WORK REQUIRED: Return every line of the records that includes the string "primary".

DATA FOR REVIEW:
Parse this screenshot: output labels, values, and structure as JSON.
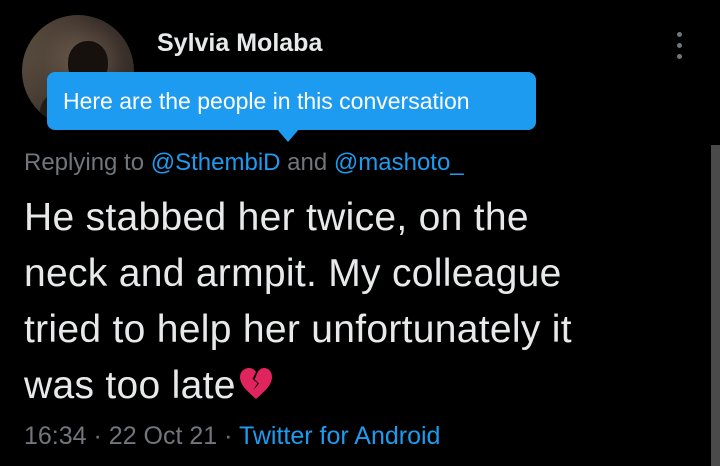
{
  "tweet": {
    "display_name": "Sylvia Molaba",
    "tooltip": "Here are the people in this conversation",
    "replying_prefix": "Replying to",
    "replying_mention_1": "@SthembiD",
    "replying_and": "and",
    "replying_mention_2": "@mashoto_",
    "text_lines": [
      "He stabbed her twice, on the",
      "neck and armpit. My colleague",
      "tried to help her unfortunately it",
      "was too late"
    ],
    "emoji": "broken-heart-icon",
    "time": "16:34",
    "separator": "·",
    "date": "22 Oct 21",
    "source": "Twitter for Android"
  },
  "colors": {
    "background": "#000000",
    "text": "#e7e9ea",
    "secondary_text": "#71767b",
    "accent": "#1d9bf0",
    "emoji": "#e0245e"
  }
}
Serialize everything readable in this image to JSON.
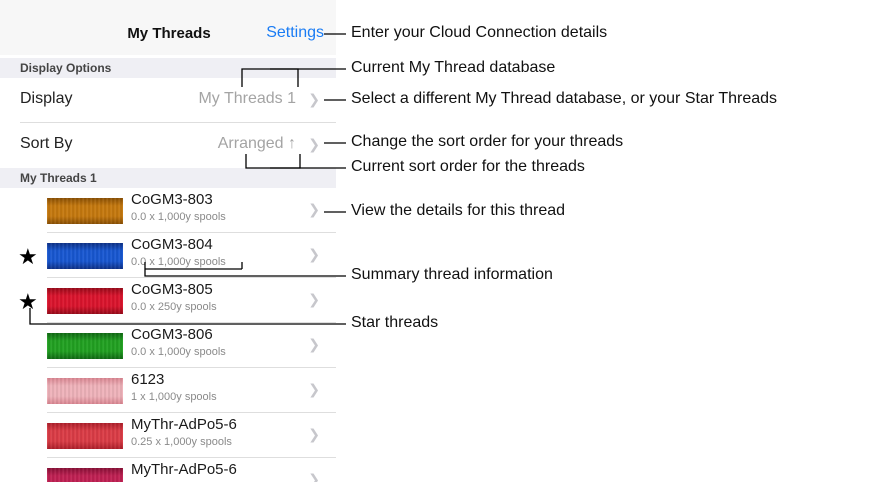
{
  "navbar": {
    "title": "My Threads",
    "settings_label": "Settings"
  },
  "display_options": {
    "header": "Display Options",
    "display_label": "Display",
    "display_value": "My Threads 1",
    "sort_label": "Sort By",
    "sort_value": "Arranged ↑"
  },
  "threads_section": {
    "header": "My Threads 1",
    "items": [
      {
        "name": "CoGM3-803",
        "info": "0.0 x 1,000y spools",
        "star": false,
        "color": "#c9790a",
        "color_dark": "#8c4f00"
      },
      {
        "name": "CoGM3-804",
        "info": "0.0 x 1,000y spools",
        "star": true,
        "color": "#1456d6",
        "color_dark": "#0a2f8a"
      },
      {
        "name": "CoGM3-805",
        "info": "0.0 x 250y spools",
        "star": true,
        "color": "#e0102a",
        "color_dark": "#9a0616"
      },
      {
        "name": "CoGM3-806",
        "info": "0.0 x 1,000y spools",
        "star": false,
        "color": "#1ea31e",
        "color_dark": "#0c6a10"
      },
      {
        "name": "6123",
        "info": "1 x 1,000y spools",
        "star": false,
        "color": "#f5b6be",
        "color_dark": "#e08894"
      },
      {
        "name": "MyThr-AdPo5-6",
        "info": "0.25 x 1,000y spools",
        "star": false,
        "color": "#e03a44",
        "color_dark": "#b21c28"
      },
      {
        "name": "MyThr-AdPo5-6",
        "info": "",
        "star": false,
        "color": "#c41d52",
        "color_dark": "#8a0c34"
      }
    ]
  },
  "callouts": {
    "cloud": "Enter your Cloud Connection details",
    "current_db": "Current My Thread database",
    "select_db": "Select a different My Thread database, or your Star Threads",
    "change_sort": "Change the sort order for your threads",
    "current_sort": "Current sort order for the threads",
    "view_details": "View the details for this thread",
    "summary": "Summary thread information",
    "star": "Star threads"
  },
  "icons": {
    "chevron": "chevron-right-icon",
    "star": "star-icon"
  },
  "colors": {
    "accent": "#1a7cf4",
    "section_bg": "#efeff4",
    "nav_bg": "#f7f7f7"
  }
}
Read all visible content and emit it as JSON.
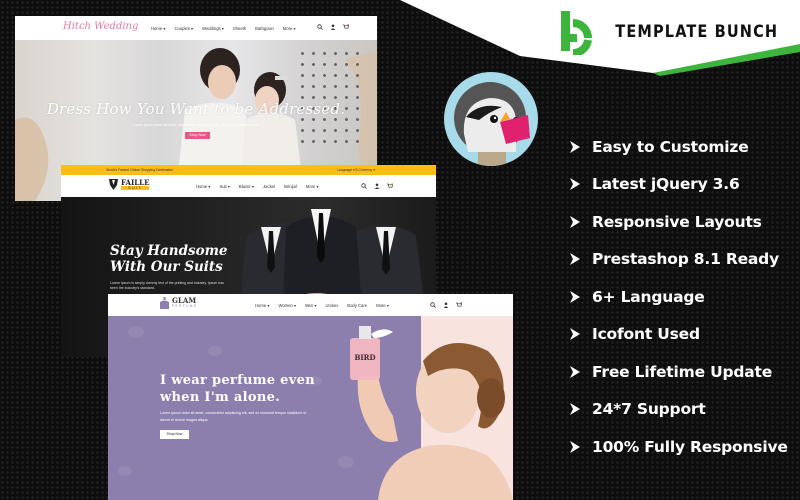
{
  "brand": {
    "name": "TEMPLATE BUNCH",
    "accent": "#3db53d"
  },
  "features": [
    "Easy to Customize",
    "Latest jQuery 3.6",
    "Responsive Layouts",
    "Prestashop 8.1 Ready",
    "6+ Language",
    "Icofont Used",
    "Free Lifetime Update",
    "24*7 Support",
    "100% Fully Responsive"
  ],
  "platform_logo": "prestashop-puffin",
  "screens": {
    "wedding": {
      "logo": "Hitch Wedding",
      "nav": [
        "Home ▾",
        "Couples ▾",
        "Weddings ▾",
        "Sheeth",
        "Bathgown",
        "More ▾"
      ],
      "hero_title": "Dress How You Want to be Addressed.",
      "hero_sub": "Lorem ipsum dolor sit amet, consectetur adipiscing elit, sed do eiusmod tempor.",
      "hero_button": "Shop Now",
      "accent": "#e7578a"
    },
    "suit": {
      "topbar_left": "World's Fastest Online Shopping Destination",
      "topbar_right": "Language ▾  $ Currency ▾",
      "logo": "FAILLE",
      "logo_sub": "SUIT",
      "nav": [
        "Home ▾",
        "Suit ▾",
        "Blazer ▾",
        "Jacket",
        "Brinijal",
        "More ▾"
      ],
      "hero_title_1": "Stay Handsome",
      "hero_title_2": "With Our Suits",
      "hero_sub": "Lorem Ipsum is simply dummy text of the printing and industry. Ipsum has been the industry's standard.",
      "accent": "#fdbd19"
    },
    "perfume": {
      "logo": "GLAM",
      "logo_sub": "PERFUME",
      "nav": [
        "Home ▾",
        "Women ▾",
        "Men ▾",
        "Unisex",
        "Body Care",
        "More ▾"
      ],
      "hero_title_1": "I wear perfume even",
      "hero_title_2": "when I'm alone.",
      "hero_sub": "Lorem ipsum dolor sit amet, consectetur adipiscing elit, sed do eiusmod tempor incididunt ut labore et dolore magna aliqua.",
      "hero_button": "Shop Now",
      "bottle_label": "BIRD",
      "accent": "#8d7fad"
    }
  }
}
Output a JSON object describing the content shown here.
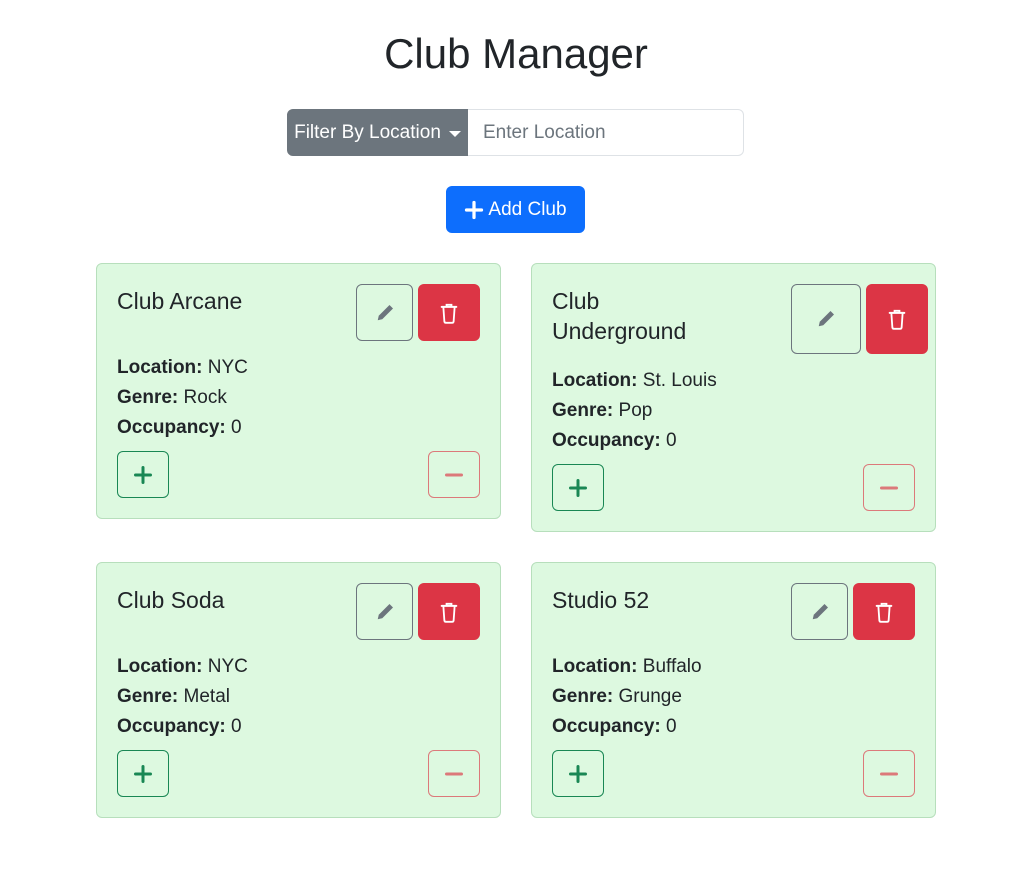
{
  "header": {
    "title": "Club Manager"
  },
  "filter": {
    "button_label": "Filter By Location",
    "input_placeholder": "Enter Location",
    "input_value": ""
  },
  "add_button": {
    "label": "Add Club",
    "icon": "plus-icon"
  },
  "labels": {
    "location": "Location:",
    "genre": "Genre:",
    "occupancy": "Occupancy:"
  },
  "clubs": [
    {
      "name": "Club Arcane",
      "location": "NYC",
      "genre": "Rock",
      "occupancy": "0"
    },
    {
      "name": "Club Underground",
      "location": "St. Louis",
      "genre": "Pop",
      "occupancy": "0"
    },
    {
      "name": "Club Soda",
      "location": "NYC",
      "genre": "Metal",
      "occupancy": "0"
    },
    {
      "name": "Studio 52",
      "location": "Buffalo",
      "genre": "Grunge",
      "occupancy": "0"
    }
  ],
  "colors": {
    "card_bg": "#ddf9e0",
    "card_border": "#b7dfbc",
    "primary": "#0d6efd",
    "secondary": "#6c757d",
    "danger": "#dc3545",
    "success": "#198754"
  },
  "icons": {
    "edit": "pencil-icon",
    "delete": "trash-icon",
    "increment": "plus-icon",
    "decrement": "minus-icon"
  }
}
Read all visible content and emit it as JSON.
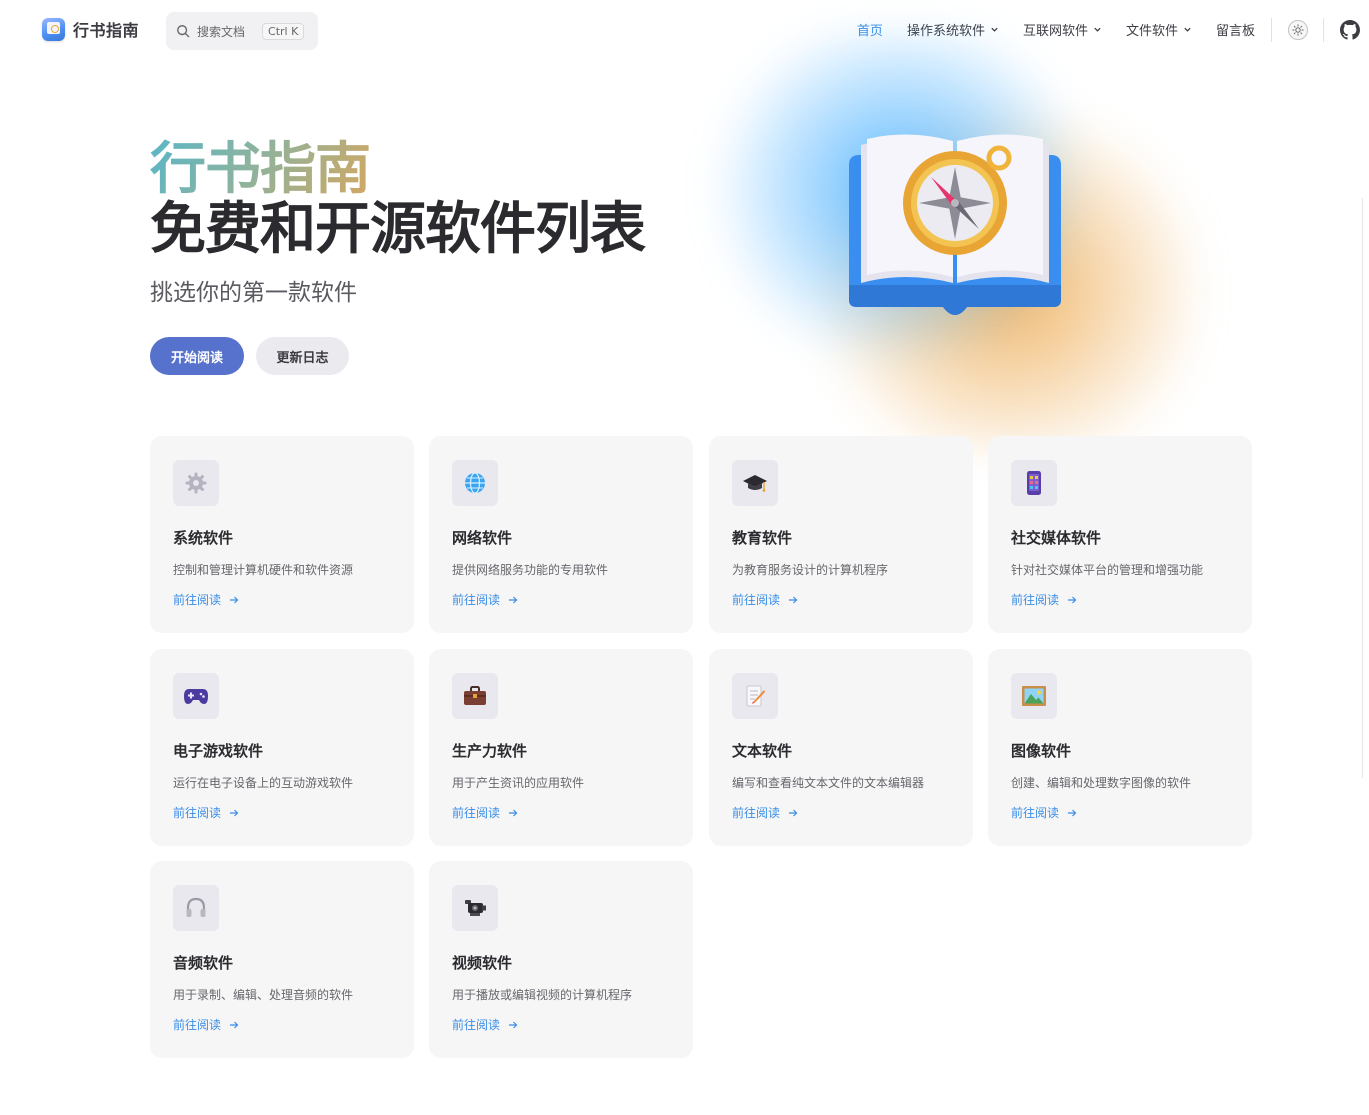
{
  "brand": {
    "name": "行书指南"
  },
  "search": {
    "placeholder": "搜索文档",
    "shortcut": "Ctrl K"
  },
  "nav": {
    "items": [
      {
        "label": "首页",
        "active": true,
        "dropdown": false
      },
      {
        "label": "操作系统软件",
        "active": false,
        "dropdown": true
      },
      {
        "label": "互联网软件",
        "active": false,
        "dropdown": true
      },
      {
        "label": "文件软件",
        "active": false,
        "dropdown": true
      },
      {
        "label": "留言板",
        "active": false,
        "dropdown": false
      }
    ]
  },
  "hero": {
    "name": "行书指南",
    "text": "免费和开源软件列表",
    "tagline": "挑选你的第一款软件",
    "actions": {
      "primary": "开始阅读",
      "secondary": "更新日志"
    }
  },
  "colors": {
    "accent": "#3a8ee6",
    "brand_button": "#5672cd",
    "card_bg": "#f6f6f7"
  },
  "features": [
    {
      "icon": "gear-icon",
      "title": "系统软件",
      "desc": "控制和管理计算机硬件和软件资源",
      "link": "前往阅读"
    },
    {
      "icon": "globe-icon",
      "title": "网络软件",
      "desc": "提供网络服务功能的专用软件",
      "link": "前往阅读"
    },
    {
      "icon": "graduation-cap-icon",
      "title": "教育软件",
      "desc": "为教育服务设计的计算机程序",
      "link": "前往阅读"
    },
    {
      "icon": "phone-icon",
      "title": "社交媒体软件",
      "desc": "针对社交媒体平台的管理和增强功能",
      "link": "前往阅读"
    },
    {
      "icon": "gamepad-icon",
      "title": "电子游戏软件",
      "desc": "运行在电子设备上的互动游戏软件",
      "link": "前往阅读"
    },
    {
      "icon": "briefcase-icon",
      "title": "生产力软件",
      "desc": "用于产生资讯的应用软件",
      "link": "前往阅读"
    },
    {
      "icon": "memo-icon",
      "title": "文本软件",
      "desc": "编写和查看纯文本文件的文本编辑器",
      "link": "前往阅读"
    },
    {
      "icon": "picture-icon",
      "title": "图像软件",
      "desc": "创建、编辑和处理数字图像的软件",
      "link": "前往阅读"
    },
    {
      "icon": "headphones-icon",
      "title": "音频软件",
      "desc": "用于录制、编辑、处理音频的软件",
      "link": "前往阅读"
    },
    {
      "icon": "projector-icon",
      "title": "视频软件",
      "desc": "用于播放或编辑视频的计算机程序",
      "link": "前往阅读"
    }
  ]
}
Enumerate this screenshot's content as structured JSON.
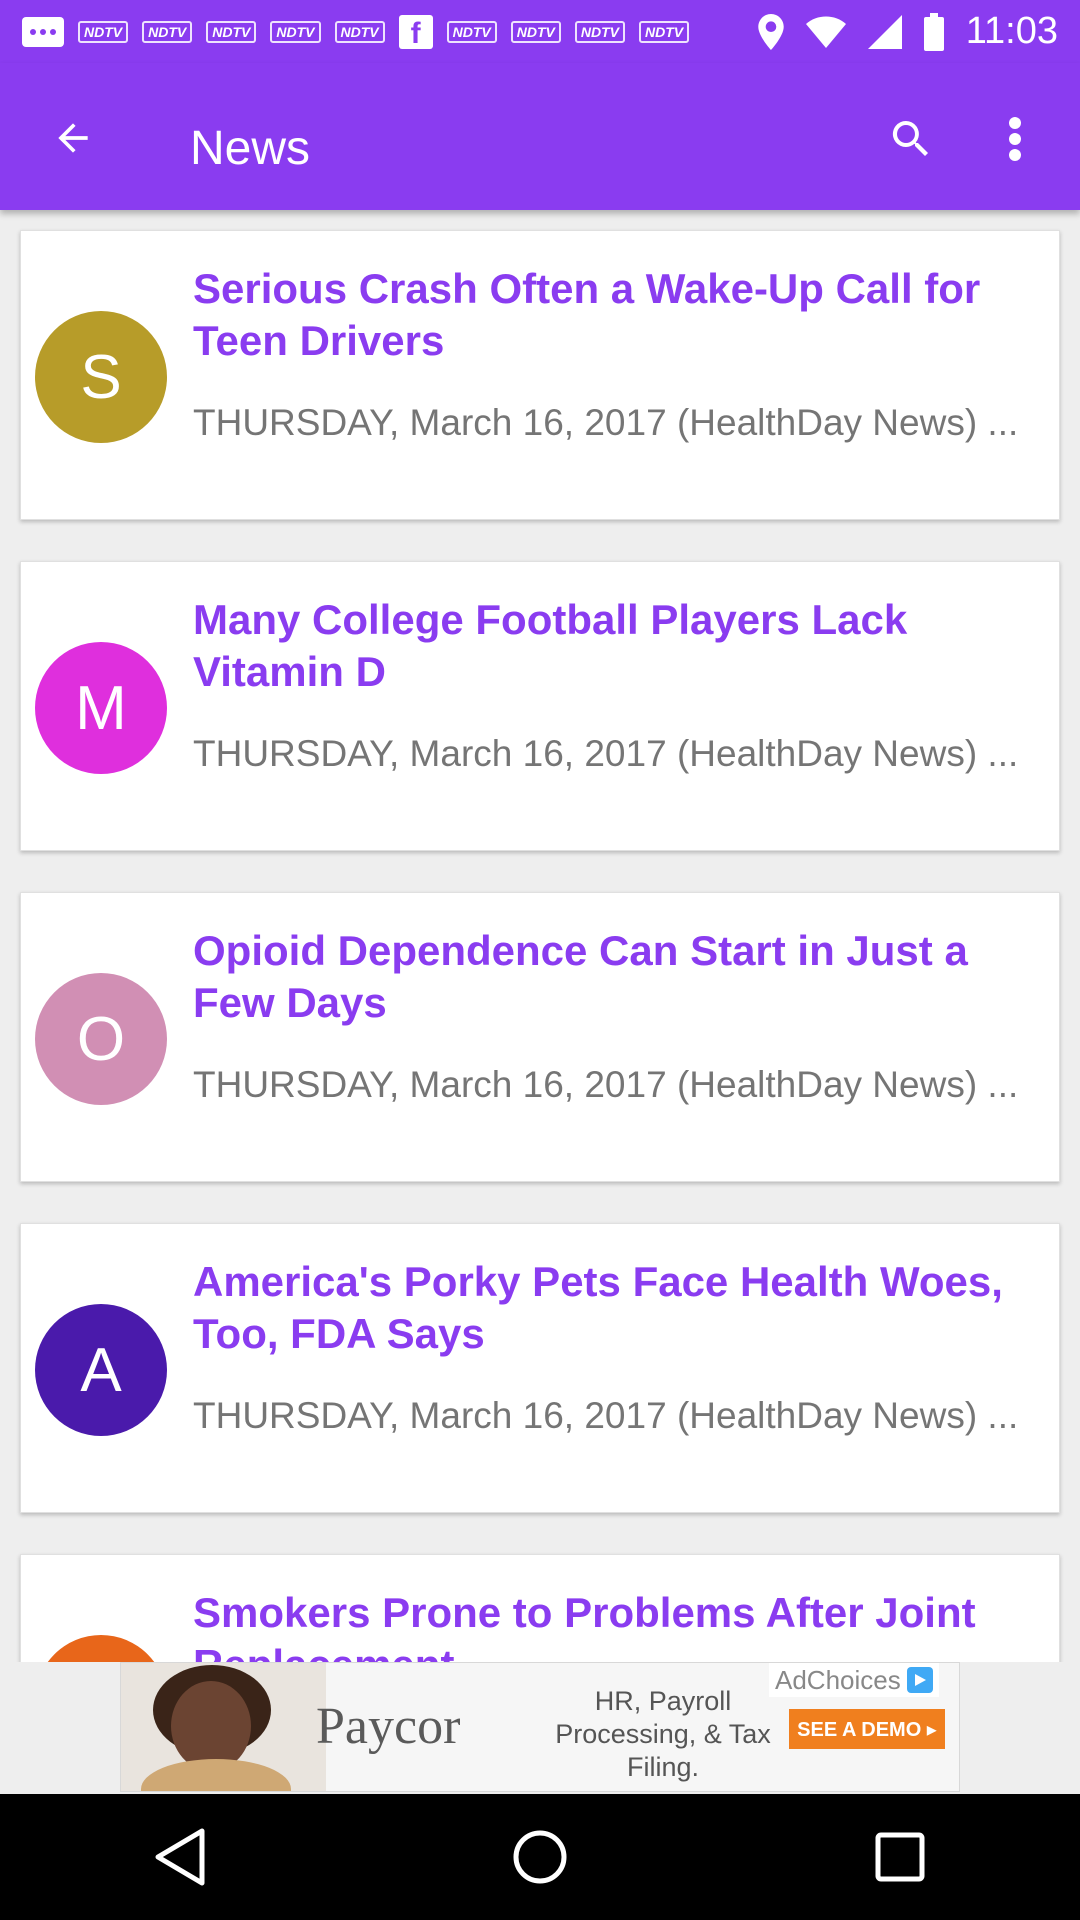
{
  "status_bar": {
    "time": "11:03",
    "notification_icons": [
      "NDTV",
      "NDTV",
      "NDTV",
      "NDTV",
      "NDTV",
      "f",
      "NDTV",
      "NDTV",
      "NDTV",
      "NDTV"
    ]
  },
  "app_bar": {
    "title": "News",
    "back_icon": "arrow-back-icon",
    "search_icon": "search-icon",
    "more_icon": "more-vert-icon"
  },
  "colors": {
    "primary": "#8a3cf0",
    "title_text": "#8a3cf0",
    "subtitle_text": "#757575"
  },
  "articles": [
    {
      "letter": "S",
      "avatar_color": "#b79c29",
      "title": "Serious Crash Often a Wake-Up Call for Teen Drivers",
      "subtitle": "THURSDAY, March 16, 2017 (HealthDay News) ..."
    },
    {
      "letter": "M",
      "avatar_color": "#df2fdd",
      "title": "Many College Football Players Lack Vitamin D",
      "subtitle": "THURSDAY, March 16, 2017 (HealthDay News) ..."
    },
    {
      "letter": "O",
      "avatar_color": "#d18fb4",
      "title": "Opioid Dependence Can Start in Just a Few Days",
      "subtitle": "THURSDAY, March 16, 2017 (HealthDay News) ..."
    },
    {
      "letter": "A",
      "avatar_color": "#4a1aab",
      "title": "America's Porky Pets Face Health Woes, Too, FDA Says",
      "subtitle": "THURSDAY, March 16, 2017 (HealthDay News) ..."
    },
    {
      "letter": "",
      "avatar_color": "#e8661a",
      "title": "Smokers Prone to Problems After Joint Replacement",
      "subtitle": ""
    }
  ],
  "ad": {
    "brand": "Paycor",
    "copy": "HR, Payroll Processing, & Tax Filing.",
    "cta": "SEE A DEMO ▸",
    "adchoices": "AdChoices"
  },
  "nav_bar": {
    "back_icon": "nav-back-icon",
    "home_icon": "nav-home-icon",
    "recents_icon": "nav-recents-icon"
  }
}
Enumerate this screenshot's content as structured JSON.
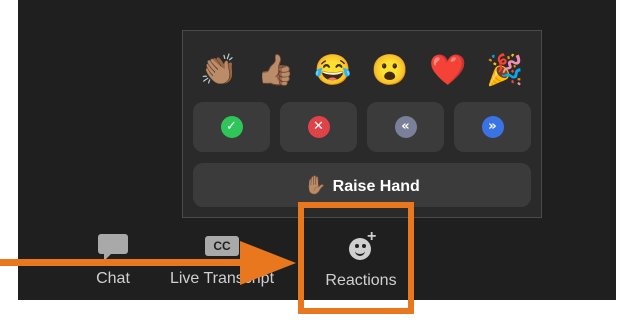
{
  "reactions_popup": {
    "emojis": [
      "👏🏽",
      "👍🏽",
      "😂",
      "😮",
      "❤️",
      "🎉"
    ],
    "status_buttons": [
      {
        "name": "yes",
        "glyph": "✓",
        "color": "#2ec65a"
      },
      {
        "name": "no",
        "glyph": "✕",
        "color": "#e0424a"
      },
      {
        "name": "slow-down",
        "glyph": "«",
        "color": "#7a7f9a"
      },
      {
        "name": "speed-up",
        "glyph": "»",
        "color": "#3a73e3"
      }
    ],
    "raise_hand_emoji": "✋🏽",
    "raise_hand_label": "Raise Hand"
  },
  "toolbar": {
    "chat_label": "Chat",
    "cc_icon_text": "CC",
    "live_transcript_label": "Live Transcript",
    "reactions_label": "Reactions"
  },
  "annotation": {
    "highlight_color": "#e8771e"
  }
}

RESPONSE:
    "primary": "#0d6efd",
      "primary": "开始阅读",
    "primary": "#8a3cf0",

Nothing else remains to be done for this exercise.